I would like every line of the records below that contains the word "icon" copied.

» **Saved data entries**
---+---

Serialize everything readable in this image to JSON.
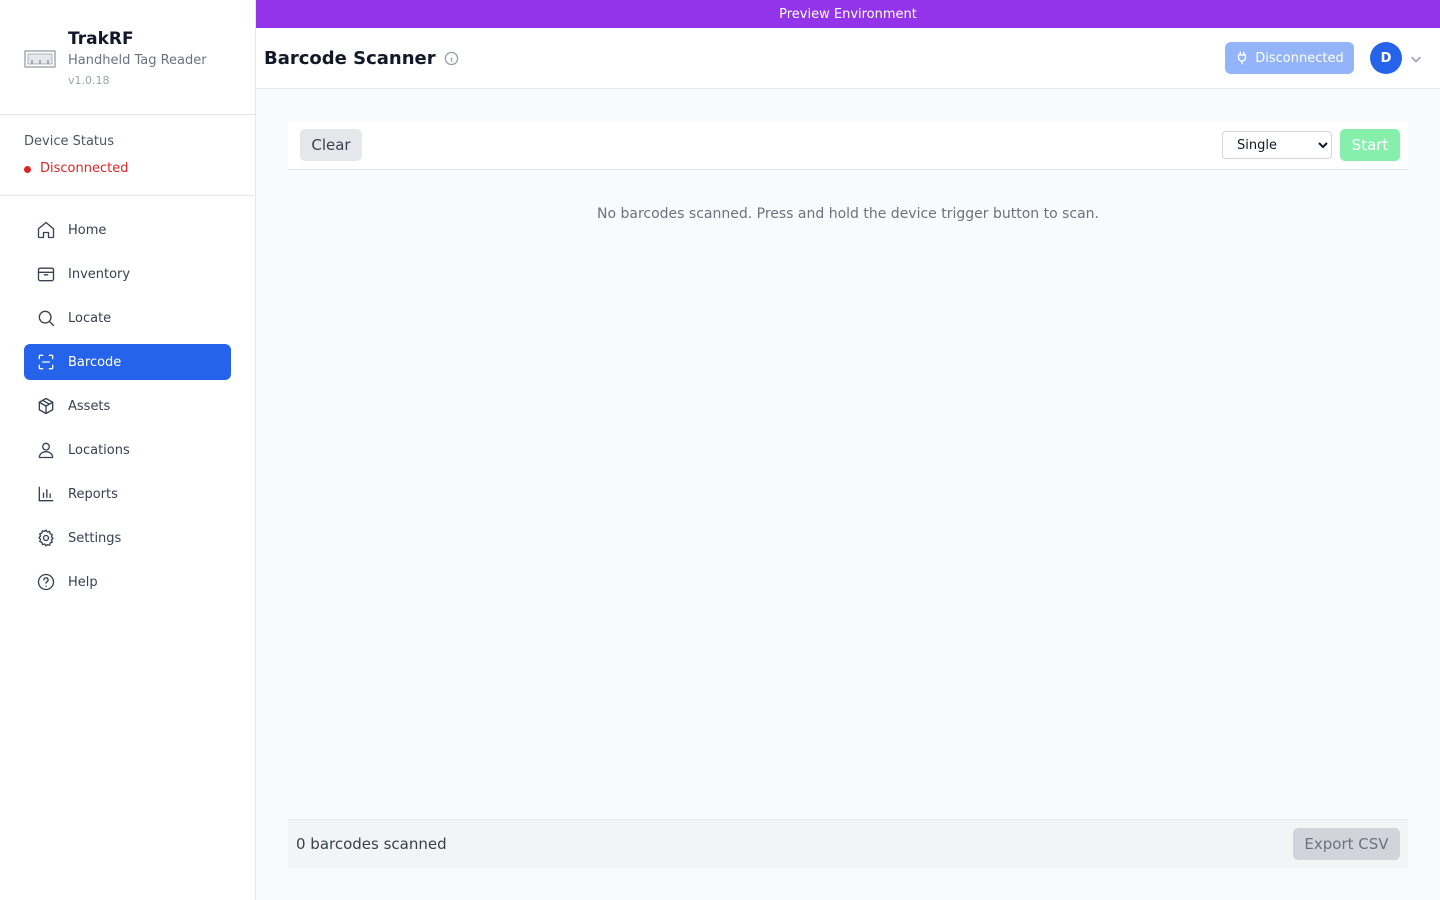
{
  "brand": {
    "title": "TrakRF",
    "subtitle": "Handheld Tag Reader",
    "version": "v1.0.18",
    "logo_icon": "rfid-reader-icon"
  },
  "device_status": {
    "label": "Device Status",
    "value": "Disconnected",
    "color": "#dc2626"
  },
  "nav": {
    "items": [
      {
        "label": "Home",
        "icon": "home-icon",
        "active": false
      },
      {
        "label": "Inventory",
        "icon": "package-icon",
        "active": false
      },
      {
        "label": "Locate",
        "icon": "search-icon",
        "active": false
      },
      {
        "label": "Barcode",
        "icon": "scan-icon",
        "active": true
      },
      {
        "label": "Assets",
        "icon": "cube-icon",
        "active": false
      },
      {
        "label": "Locations",
        "icon": "map-pin-icon",
        "active": false
      },
      {
        "label": "Reports",
        "icon": "bar-chart-icon",
        "active": false
      },
      {
        "label": "Settings",
        "icon": "gear-icon",
        "active": false
      },
      {
        "label": "Help",
        "icon": "help-circle-icon",
        "active": false
      }
    ],
    "active_color": "#2563eb"
  },
  "banner": {
    "text": "Preview Environment",
    "color": "#9333ea"
  },
  "header": {
    "title": "Barcode Scanner",
    "connection_label": "Disconnected",
    "avatar_initial": "D"
  },
  "toolbar": {
    "clear_label": "Clear",
    "mode_selected": "Single",
    "start_label": "Start"
  },
  "main": {
    "empty_message": "No barcodes scanned. Press and hold the device trigger button to scan."
  },
  "footer": {
    "count_text": "0 barcodes scanned",
    "export_label": "Export CSV"
  }
}
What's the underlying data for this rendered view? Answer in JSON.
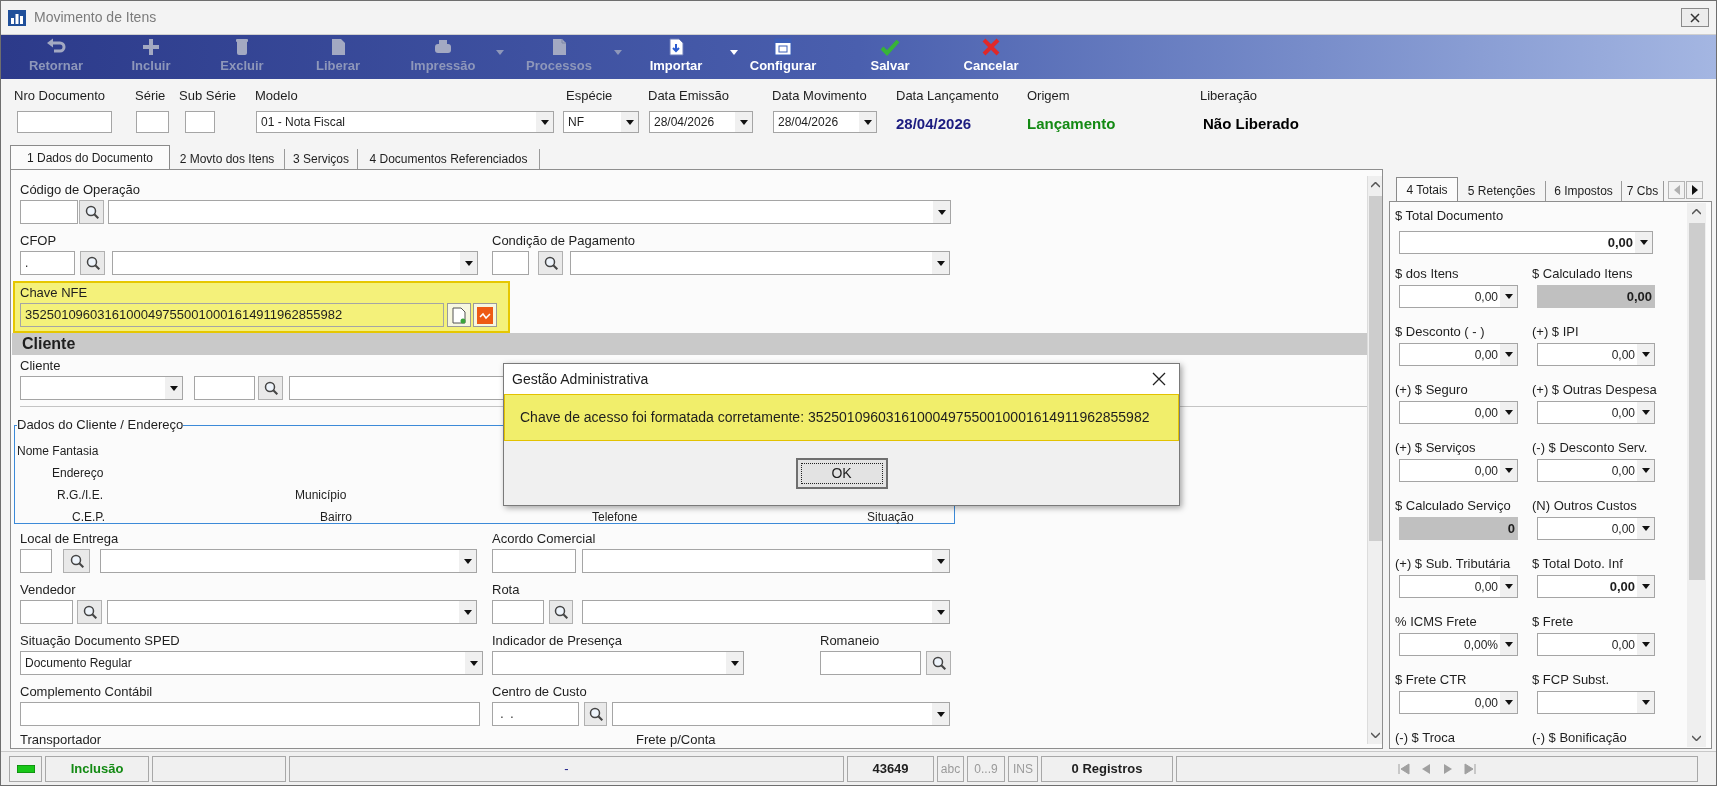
{
  "window": {
    "title": "Movimento de Itens"
  },
  "toolbar": [
    {
      "label": "Retornar",
      "disabled": true,
      "dropdown": false
    },
    {
      "label": "Incluir",
      "disabled": true,
      "dropdown": false
    },
    {
      "label": "Excluir",
      "disabled": true,
      "dropdown": false
    },
    {
      "label": "Liberar",
      "disabled": true,
      "dropdown": false
    },
    {
      "label": "Impressão",
      "disabled": true,
      "dropdown": true
    },
    {
      "label": "Processos",
      "disabled": true,
      "dropdown": true
    },
    {
      "label": "Importar",
      "disabled": false,
      "dropdown": true
    },
    {
      "label": "Configurar",
      "disabled": false,
      "dropdown": false
    },
    {
      "label": "Salvar",
      "disabled": false,
      "dropdown": false
    },
    {
      "label": "Cancelar",
      "disabled": false,
      "dropdown": false
    }
  ],
  "header": [
    {
      "label": "Nro Documento",
      "kind": "input"
    },
    {
      "label": "Série",
      "kind": "input"
    },
    {
      "label": "Sub Série",
      "kind": "input"
    },
    {
      "label": "Modelo",
      "kind": "combo",
      "value": "01 - Nota Fiscal"
    },
    {
      "label": "Espécie",
      "kind": "combo",
      "value": "NF"
    },
    {
      "label": "Data Emissão",
      "kind": "combo",
      "value": "28/04/2026"
    },
    {
      "label": "Data Movimento",
      "kind": "combo",
      "value": "28/04/2026"
    },
    {
      "label": "Data Lançamento",
      "kind": "display",
      "value": "28/04/2026",
      "color": "#1c1c80"
    },
    {
      "label": "Origem",
      "kind": "display",
      "value": "Lançamento",
      "color": "#138a13"
    },
    {
      "label": "Liberação",
      "kind": "display",
      "value": "Não Liberado",
      "color": "#000000"
    }
  ],
  "tabs": [
    {
      "label": "1 Dados do Documento",
      "selected": true
    },
    {
      "label": "2 Movto dos Itens",
      "selected": false
    },
    {
      "label": "3 Serviços",
      "selected": false
    },
    {
      "label": "4 Documentos Referenciados",
      "selected": false
    }
  ],
  "form": [
    {
      "kind": "fields",
      "groups": [
        {
          "label": "Código de Operação",
          "controls": [
            {
              "kind": "input"
            },
            {
              "kind": "search"
            },
            {
              "kind": "combo"
            }
          ]
        }
      ]
    },
    {
      "kind": "fields",
      "groups": [
        {
          "label": "CFOP",
          "controls": [
            {
              "kind": "input",
              "value": "."
            },
            {
              "kind": "search"
            },
            {
              "kind": "combo"
            }
          ]
        },
        {
          "label": "Condição de Pagamento",
          "controls": [
            {
              "kind": "input"
            },
            {
              "kind": "search"
            },
            {
              "kind": "combo"
            }
          ]
        }
      ]
    },
    {
      "kind": "key",
      "label": "Chave NFE",
      "value": "35250109603161000497550010001614911962855982"
    },
    {
      "kind": "band",
      "label": "Cliente"
    },
    {
      "kind": "fields",
      "groups": [
        {
          "label": "Cliente",
          "controls": [
            {
              "kind": "combo"
            },
            {
              "kind": "input"
            },
            {
              "kind": "search"
            },
            {
              "kind": "input"
            }
          ]
        }
      ]
    },
    {
      "kind": "groupbox",
      "title": "Dados do Cliente / Endereço",
      "labels": [
        "Nome Fantasia",
        "Endereço",
        "R.G./I.E.",
        "Município",
        "C.E.P.",
        "Bairro",
        "Telefone",
        "Situação"
      ]
    },
    {
      "kind": "fields",
      "groups": [
        {
          "label": "Local de Entrega",
          "controls": [
            {
              "kind": "input"
            },
            {
              "kind": "search"
            },
            {
              "kind": "combo"
            }
          ]
        },
        {
          "label": "Acordo Comercial",
          "controls": [
            {
              "kind": "input"
            },
            {
              "kind": "combo"
            }
          ]
        }
      ]
    },
    {
      "kind": "fields",
      "groups": [
        {
          "label": "Vendedor",
          "controls": [
            {
              "kind": "input"
            },
            {
              "kind": "search"
            },
            {
              "kind": "combo"
            }
          ]
        },
        {
          "label": "Rota",
          "controls": [
            {
              "kind": "input"
            },
            {
              "kind": "search"
            },
            {
              "kind": "combo"
            }
          ]
        }
      ]
    },
    {
      "kind": "fields",
      "groups": [
        {
          "label": "Situação Documento SPED",
          "controls": [
            {
              "kind": "combo",
              "value": "Documento Regular"
            }
          ]
        },
        {
          "label": "Indicador de Presença",
          "controls": [
            {
              "kind": "combo"
            }
          ]
        },
        {
          "label": "Romaneio",
          "controls": [
            {
              "kind": "input"
            },
            {
              "kind": "search"
            }
          ]
        }
      ]
    },
    {
      "kind": "fields",
      "groups": [
        {
          "label": "Complemento Contábil",
          "controls": [
            {
              "kind": "input"
            }
          ]
        },
        {
          "label": "Centro de Custo",
          "controls": [
            {
              "kind": "input",
              "value": " .  ."
            },
            {
              "kind": "search"
            },
            {
              "kind": "combo"
            }
          ]
        }
      ]
    },
    {
      "kind": "fields",
      "groups": [
        {
          "label": "Transportador"
        },
        {
          "label": "Frete p/Conta"
        }
      ]
    }
  ],
  "totals": {
    "tabs": [
      {
        "label": "4 Totais",
        "selected": true
      },
      {
        "label": "5 Retenções",
        "selected": false
      },
      {
        "label": "6 Impostos",
        "selected": false
      },
      {
        "label": "7 Cbs",
        "selected": false
      }
    ],
    "total": {
      "label": "$ Total Documento",
      "value": "0,00"
    },
    "fields": [
      {
        "label": "$ dos Itens",
        "kind": "dropdown",
        "value": "0,00",
        "bold": false
      },
      {
        "label": "$ Calculado Itens",
        "kind": "computed",
        "value": "0,00"
      },
      {
        "label": "$ Desconto ( - )",
        "kind": "dropdown",
        "value": "0,00",
        "bold": false
      },
      {
        "label": "(+) $ IPI",
        "kind": "dropdown",
        "value": "0,00",
        "bold": false
      },
      {
        "label": "(+) $ Seguro",
        "kind": "dropdown",
        "value": "0,00",
        "bold": false
      },
      {
        "label": "(+) $ Outras Despesa",
        "kind": "dropdown",
        "value": "0,00",
        "bold": false
      },
      {
        "label": "(+) $ Serviços",
        "kind": "dropdown",
        "value": "0,00",
        "bold": false
      },
      {
        "label": "(-) $ Desconto Serv.",
        "kind": "dropdown",
        "value": "0,00",
        "bold": false
      },
      {
        "label": "$ Calculado Serviço",
        "kind": "computed",
        "value": "0"
      },
      {
        "label": "(N) Outros Custos",
        "kind": "dropdown",
        "value": "0,00",
        "bold": false
      },
      {
        "label": "(+) $ Sub. Tributária",
        "kind": "dropdown",
        "value": "0,00",
        "bold": false
      },
      {
        "label": "$ Total Doto. Inf",
        "kind": "dropdown",
        "value": "0,00",
        "bold": true
      },
      {
        "label": "% ICMS Frete",
        "kind": "dropdown",
        "value": "0,00%",
        "bold": false
      },
      {
        "label": "$ Frete",
        "kind": "dropdown",
        "value": "0,00",
        "bold": false
      },
      {
        "label": "$ Frete CTR",
        "kind": "dropdown",
        "value": "0,00",
        "bold": false
      },
      {
        "label": "$ FCP Subst.",
        "kind": "dropdown"
      },
      {
        "label": "(-) $ Troca",
        "kind": "label"
      },
      {
        "label": "(-) $ Bonificação",
        "kind": "label"
      }
    ]
  },
  "dialog": {
    "title": "Gestão Administrativa",
    "message": "Chave de acesso foi formatada corretamente: 35250109603161000497550010001614911962855982",
    "buttons": [
      {
        "label": "OK",
        "focused": true
      }
    ]
  },
  "status_bar": {
    "mode": "Inclusão",
    "message": "-",
    "code": "43649",
    "indicators": [
      {
        "label": "abc",
        "on": false
      },
      {
        "label": "0...9",
        "on": false
      },
      {
        "label": "INS",
        "on": false
      }
    ],
    "records": "0 Registros"
  }
}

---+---

» **Reply to the exercise**
    "logo_icon": "rfid-reader-icon"
        "icon": "home-icon",
        "icon": "package-icon",
        "icon": "search-icon",
        "icon": "scan-icon",
        "icon": "cube-icon",
        "icon": "map-pin-icon",
        "icon": "bar-chart-icon",
        "icon": "gear-icon",
        "icon": "help-circle-icon",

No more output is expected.